Waterfowl Hunting Seasons Provide Diverse Opportunities across the State
New York State Department of Environmental Conservation (DEC) Acting Commissioner Marc Gerstman today announced that information is now available about the upcoming waterfowl hunting seasons, including season dates and updated regulations.
“New York’s unique configuration of waterfowl management zones provides hunters with open seasons in various parts of the state from September to April,” said Acting Commissioner Gerstman. “This year’s season selections were developed by a team of statewide DEC biologists, with input from waterfowl hunters. DEC has looked to task forces to help select waterfowl hunting season dates for more than a decade and appreciates all the help they have offered to help make these selections.”
The season dates and regulations can be viewed in full detail on the DEC website at 1-800-852-4897, or at 1-888-427-5447 (1-888-4 ASK HIP) or visit www.NY-HIP.com.
Acting Commissioner Gerstman reminded hunters to follow simple safety guidelines and to use good judgment when choosing a time and place to hunt. Being considerate of other people enjoying the outdoors or who live nearby can help avoid potential conflicts and ensure a safe and enjoyable season. As coastal areas become more populated, new landowners unfamiliar with the safety, ethics and traditions of waterfowl hunting sometimes respond by seeking to limit hunter access to popular waterfowl hunting areas. Hunters should be considerate and try to minimize disturbance of local residents whenever possible. More information about avoiding conflicts between waterfowl hunters and waterfront property owners can be found atwww.dec.ny.gov/outdoor/94213.html.
Waterfowl Consumption Advisory:
The New York State Department of Health (DOH) evaluates data on chemicals in wild waterfowl to assess the possible effects of those chemicals on human health. The current advisory states that: "Mergansers are the most heavily contaminated waterfowl species and should not be eaten. Eat up to two meals per month of other wild waterfowl; you should skin them and remove all fat before cooking, and discard stuffing after cooking. Wood ducks and Canada geese are less contaminated than other wild waterfowl species and diving ducks are more contaminated than dabbler ducks.
Recent data indicate that waterfowl residing in the Hudson River between Hudson Falls and Troy have higher PCB levels than waterfowl from other portions of the Hudson River and are likely to have higher PCB levels than waterfowl from other areas of the state. To help reduce PCB exposures, you may want to harvest your waterfowl from other locations on the Hudson River or in other areas of New York State, particularly during the early season when many of the available birds are likely to be resident waterfowl (i.e., non-migratory). Because PCBs may have a greater effect on young children or an unborn child, it is particularly important for women under 50 and children under 15 to minimize their PCB exposures.

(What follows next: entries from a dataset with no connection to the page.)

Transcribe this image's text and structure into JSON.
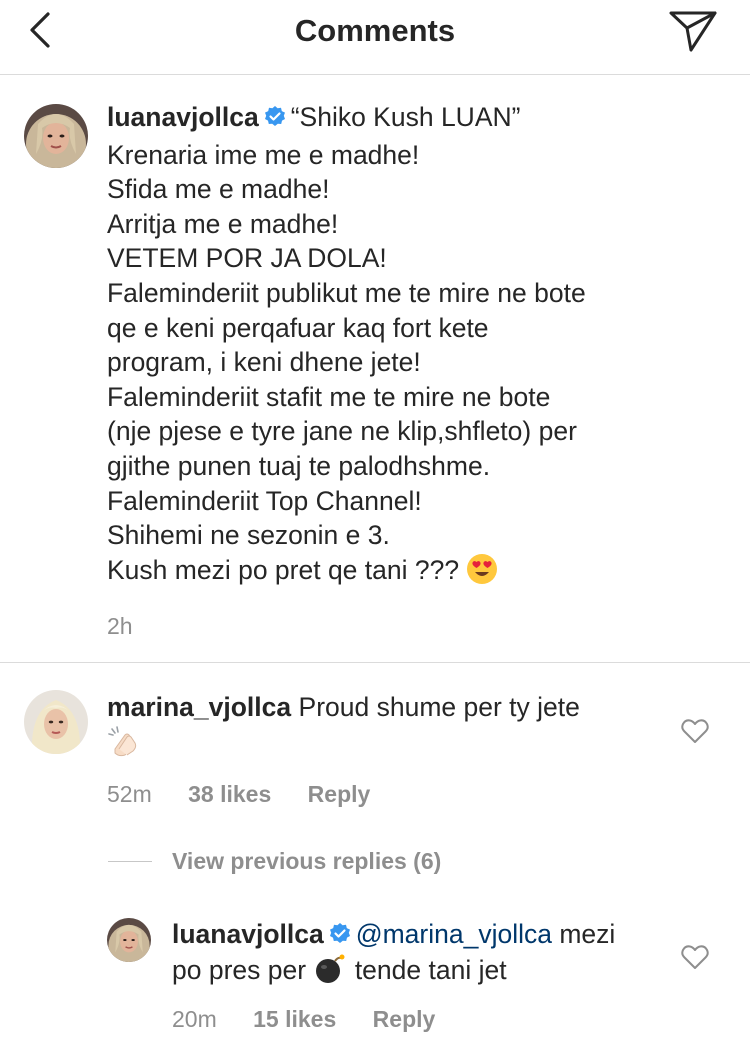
{
  "header": {
    "title": "Comments",
    "back_icon": "chevron-left-icon",
    "send_icon": "paper-plane-icon"
  },
  "caption": {
    "username": "luanavjollca",
    "verified_icon": "verified-badge-icon",
    "first_line": "“Shiko Kush LUAN”",
    "lines": [
      "Krenaria ime me e madhe!",
      "Sfida me e madhe!",
      "Arritja me e madhe!",
      "VETEM POR JA DOLA!",
      "Faleminderiit publikut me te mire ne bote",
      "qe e keni perqafuar kaq fort kete",
      "program, i keni dhene jete!",
      "Faleminderiit stafit me te mire ne bote",
      "(nje pjese e tyre jane ne klip,shfleto) per",
      "gjithe punen tuaj te palodhshme.",
      "Faleminderiit Top Channel!",
      "Shihemi ne sezonin e 3."
    ],
    "last_line": "Kush mezi po pret qe tani ???",
    "last_emoji": "heart-eyes-emoji",
    "time": "2h"
  },
  "comments": [
    {
      "username": "marina_vjollca",
      "text": "Proud shume per ty jete",
      "emoji": "clapping-hands-emoji",
      "time": "52m",
      "likes": "38 likes",
      "reply": "Reply",
      "like_icon": "heart-outline-icon"
    }
  ],
  "view_replies": "View previous replies (6)",
  "replies": [
    {
      "username": "luanavjollca",
      "mention": "@marina_vjollca",
      "text_part1": "mezi",
      "text_part2": "po pres per",
      "text_part3": "tende tani jet",
      "emoji": "bomb-emoji",
      "time": "20m",
      "likes": "15 likes",
      "reply": "Reply",
      "like_icon": "heart-outline-icon"
    }
  ],
  "colors": {
    "text": "#262626",
    "secondary": "#8e8e8e",
    "divider": "#dbdbdb",
    "verified": "#3897f0",
    "mention": "#00376b"
  }
}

For the latest DOH advice on consumption of waterfowl or other game, please visit the Department of Health website at: www.health.ny.gov/environmental/outdoors/fish/health_advisories/advice_on_eating_game.htm.
Status of Highly Pathogenic Avian Influenza in NY Wild Birds:
To date, highly pathogenic avian influenza, which is of great concern to poultry producers across North America has not been found in wild birds in New York State. DEC and USDA staff will sample wild waterfowl this fall and winter in a continued monitoring program. Hunters are advised to practice good hygiene and take necessary precautions to minimize risks to themselves and their hunting dogs, such as: wear rubber gloves when cleaning game; wash hands with soap and water after handling game; disinfect utensils used to clean game; and dispose of carcasses in areas where domestic poultry will not come in contact with the remains. More information can be found at: www.aphis.usda.gov/publications/animal_health/2015/fsc_hpai_hunters.pdf
Acting Commissioner Gerstman also encouraged all outdoor enthusiasts to consider purchasing a Habitat/Access Stamp, an optional stamp that helps support DEC's efforts to conserve habitat and increase public access for fish and wildlife-related recreation. Buying a $5 stamp is a way to help conserve New York's fabulous wildlife heritage. More information about purchasing a Habitat Stamp is available at www.dec.ny.gov/permits/329.html.
For More Information:
New York’s 2015-2016 Waterfowl Hunting Seasons and Regulations brochure is available now on the DEC website and will be available from most license-issuing agents and DEC regional offices by early September.
For more information about waterfowl hunting in New York, including public hunting areas around the state, go to www.dec.ny.gov/outdoor/28175.html or contact any DEC wildlife office. Contact information for all regional offices can be found on the DEC website www.dec.ny.gov/about/558.html.